*Work order*
Locate and copy each line in the data that contains the word "title".

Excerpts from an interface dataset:
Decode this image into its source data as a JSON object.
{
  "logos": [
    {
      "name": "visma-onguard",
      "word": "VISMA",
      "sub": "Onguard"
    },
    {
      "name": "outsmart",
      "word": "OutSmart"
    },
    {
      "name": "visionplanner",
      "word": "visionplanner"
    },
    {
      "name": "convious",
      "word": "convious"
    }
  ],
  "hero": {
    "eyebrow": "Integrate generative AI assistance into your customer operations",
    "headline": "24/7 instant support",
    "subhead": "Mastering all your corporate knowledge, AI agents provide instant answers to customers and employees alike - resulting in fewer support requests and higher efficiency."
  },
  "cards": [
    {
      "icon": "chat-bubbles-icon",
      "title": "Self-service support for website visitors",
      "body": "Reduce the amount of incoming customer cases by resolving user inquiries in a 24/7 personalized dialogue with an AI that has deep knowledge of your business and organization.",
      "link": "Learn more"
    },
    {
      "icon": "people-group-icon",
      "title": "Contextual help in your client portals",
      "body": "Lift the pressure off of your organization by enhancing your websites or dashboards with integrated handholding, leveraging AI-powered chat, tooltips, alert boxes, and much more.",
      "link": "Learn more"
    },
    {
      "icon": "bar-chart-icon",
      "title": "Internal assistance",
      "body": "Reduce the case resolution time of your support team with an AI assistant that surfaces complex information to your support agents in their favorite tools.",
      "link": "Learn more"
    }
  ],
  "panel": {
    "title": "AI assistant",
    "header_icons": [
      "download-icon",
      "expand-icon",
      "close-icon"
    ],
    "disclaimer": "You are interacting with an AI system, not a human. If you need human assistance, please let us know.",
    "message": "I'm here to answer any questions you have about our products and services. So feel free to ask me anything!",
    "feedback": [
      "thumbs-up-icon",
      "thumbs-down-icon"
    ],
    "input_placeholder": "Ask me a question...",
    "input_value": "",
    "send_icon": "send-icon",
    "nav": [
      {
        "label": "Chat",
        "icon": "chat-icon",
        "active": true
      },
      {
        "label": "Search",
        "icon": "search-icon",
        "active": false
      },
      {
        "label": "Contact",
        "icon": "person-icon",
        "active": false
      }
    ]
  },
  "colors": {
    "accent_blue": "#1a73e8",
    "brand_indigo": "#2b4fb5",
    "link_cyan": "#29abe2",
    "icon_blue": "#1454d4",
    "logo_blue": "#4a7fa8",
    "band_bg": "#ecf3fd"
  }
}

*Finished exercise*
      "title": "Self-service support for website visitors",
      "title": "Contextual help in your client portals",
      "title": "Internal assistance",
    "title": "AI assistant",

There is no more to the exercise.